        Background to the speech. There was a terrible storm that night in Memphis. King was tired. The initial march in support of sanitation workers had attracted provocateurs who smashed windows along the march route. King was deeply discouraged. His staff was very unhappy that he chose to be in Memphis when so much work was needed on the upcoming “Poor Peoples’ March” in Washington, DC. Memphis seemed like a distraction.

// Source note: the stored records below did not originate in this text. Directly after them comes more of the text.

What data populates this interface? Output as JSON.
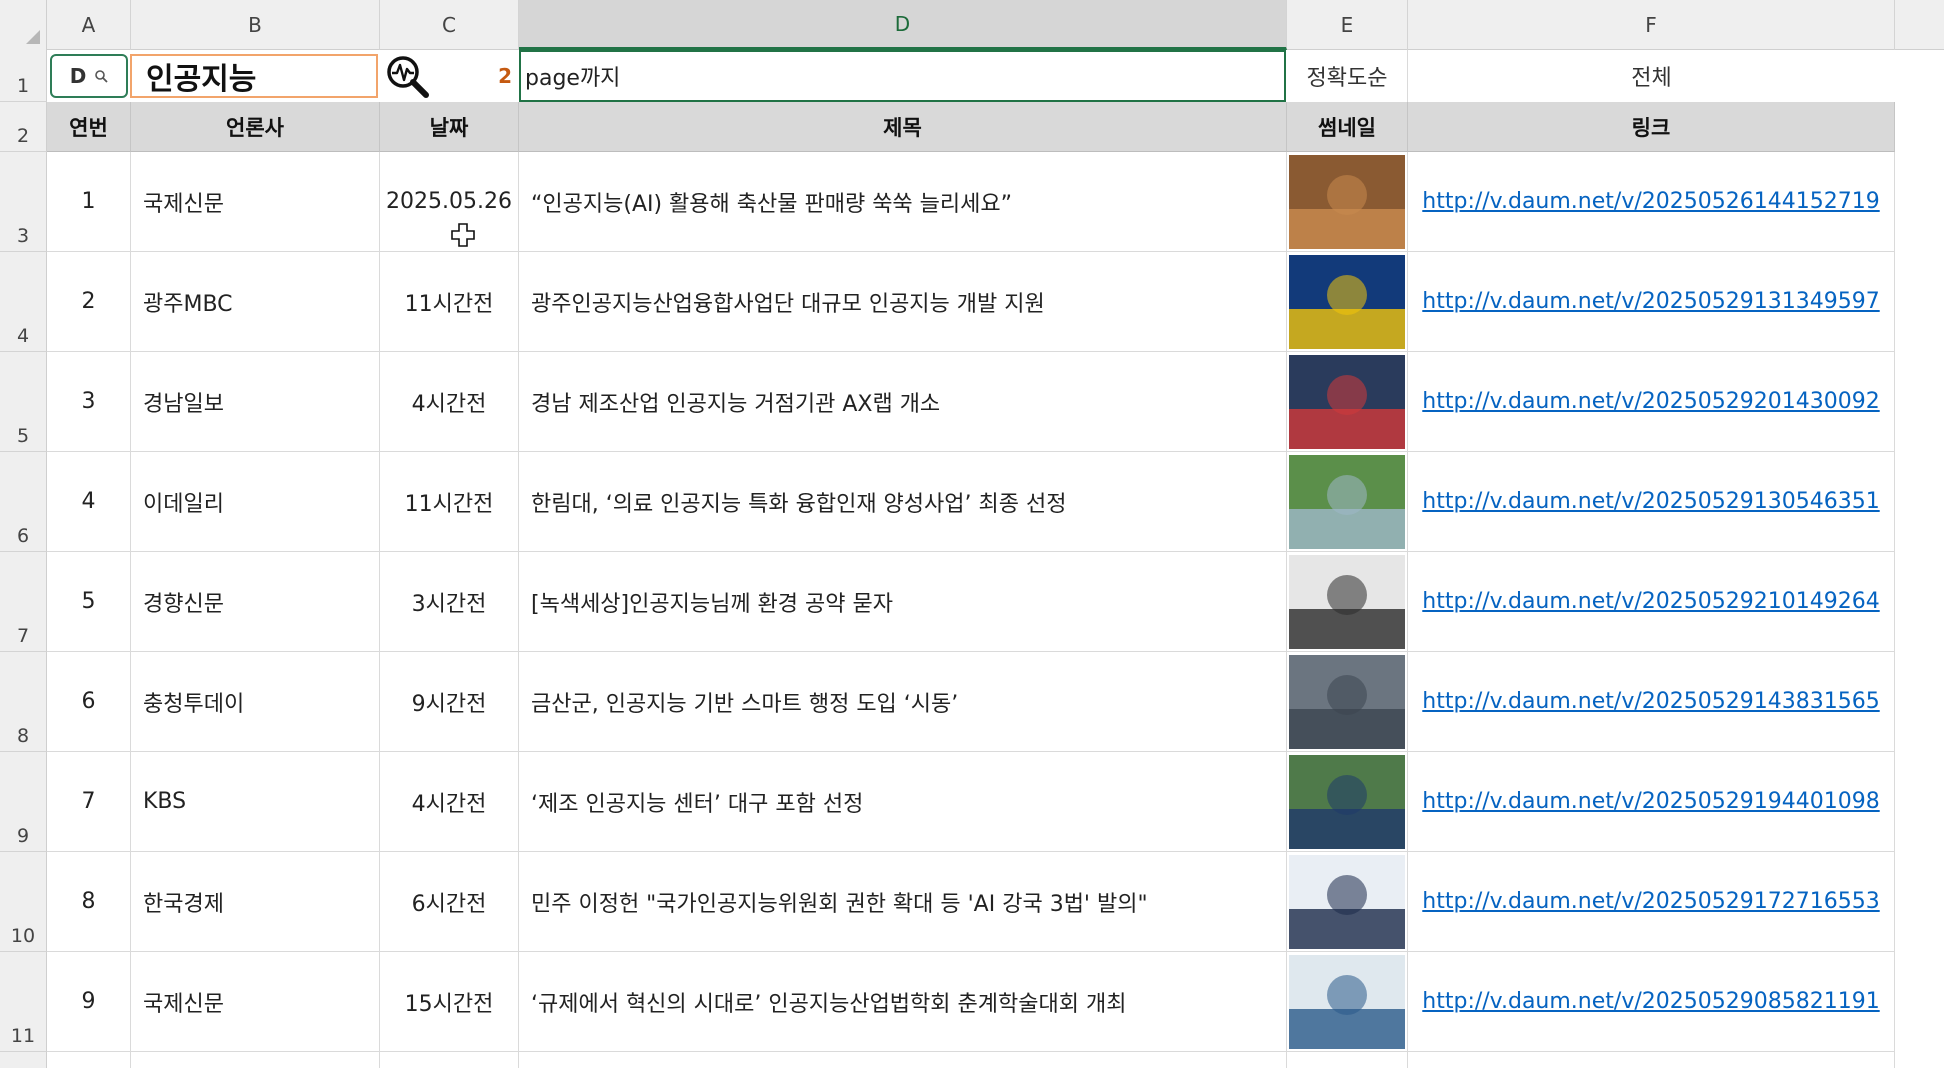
{
  "columns": [
    "A",
    "B",
    "C",
    "D",
    "E",
    "F"
  ],
  "rows_numbers": [
    "1",
    "2",
    "3",
    "4",
    "5",
    "6",
    "7",
    "8",
    "9",
    "10",
    "11"
  ],
  "toolbar": {
    "dropdown_label": "D",
    "keyword": "인공지능",
    "page_count": "2",
    "page_suffix": "page까지",
    "sort": "정확도순",
    "scope": "전체"
  },
  "headers": {
    "no": "연번",
    "press": "언론사",
    "date": "날짜",
    "title": "제목",
    "thumb": "썸네일",
    "link": "링크"
  },
  "articles": [
    {
      "no": "1",
      "press": "국제신문",
      "date": "2025.05.26",
      "title": "“인공지능(AI) 활용해 축산물 판매량 쑥쑥 늘리세요”",
      "link": "http://v.daum.net/v/20250526144152719",
      "thumb_color": "#8a5a32",
      "thumb_color2": "#c98b4f"
    },
    {
      "no": "2",
      "press": "광주MBC",
      "date": "11시간전",
      "title": "광주인공지능산업융합사업단 대규모 인공지능 개발 지원",
      "link": "http://v.daum.net/v/20250529131349597",
      "thumb_color": "#123a7a",
      "thumb_color2": "#f2c40a"
    },
    {
      "no": "3",
      "press": "경남일보",
      "date": "4시간전",
      "title": "경남 제조산업 인공지능 거점기관 AX랩 개소",
      "link": "http://v.daum.net/v/20250529201430092",
      "thumb_color": "#2a3b5c",
      "thumb_color2": "#d23a3a"
    },
    {
      "no": "4",
      "press": "이데일리",
      "date": "11시간전",
      "title": "한림대, ‘의료 인공지능 특화 융합인재 양성사업’ 최종 선정",
      "link": "http://v.daum.net/v/20250529130546351",
      "thumb_color": "#5b8f4a",
      "thumb_color2": "#9fb8c9"
    },
    {
      "no": "5",
      "press": "경향신문",
      "date": "3시간전",
      "title": "[녹색세상]인공지능님께 환경 공약 묻자",
      "link": "http://v.daum.net/v/20250529210149264",
      "thumb_color": "#e6e6e6",
      "thumb_color2": "#2b2b2b"
    },
    {
      "no": "6",
      "press": "충청투데이",
      "date": "9시간전",
      "title": "금산군, 인공지능 기반 스마트 행정 도입 ‘시동’",
      "link": "http://v.daum.net/v/20250529143831565",
      "thumb_color": "#6b7580",
      "thumb_color2": "#3c4650"
    },
    {
      "no": "7",
      "press": "KBS",
      "date": "4시간전",
      "title": "‘제조 인공지능 센터’ 대구 포함 선정",
      "link": "http://v.daum.net/v/20250529194401098",
      "thumb_color": "#4f7a4a",
      "thumb_color2": "#1f3a6a"
    },
    {
      "no": "8",
      "press": "한국경제",
      "date": "6시간전",
      "title": "민주 이정헌 \"국가인공지능위원회 권한 확대 등 'AI 강국 3법' 발의\"",
      "link": "http://v.daum.net/v/20250529172716553",
      "thumb_color": "#e9eef4",
      "thumb_color2": "#1b2a4a"
    },
    {
      "no": "9",
      "press": "국제신문",
      "date": "15시간전",
      "title": "‘규제에서 혁신의 시대로’ 인공지능산업법학회 춘계학술대회 개최",
      "link": "http://v.daum.net/v/20250529085821191",
      "thumb_color": "#dfe8ee",
      "thumb_color2": "#2a5a8a"
    }
  ],
  "icons": [
    "search-small-icon",
    "magnifier-chart-icon",
    "select-all-triangle-icon",
    "move-cursor-icon"
  ]
}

Given the bad weather the night of the rally, given his tired and disappointed disposition, he didn’t want to go. “Ralph, you can take care of it.” But an overflow crowd showed up. And they wanted to hear King. So Abernathy called him and said “Martin, the people want to hear from you.” So he went and spoke extemporaneously, going on that famous “I’ve been to the mountaintop” riff, but then going on to say “I may not get there with you.” Almost a premonition of what happened the next day. He was 39 years old when the sniper’s bullet arrived.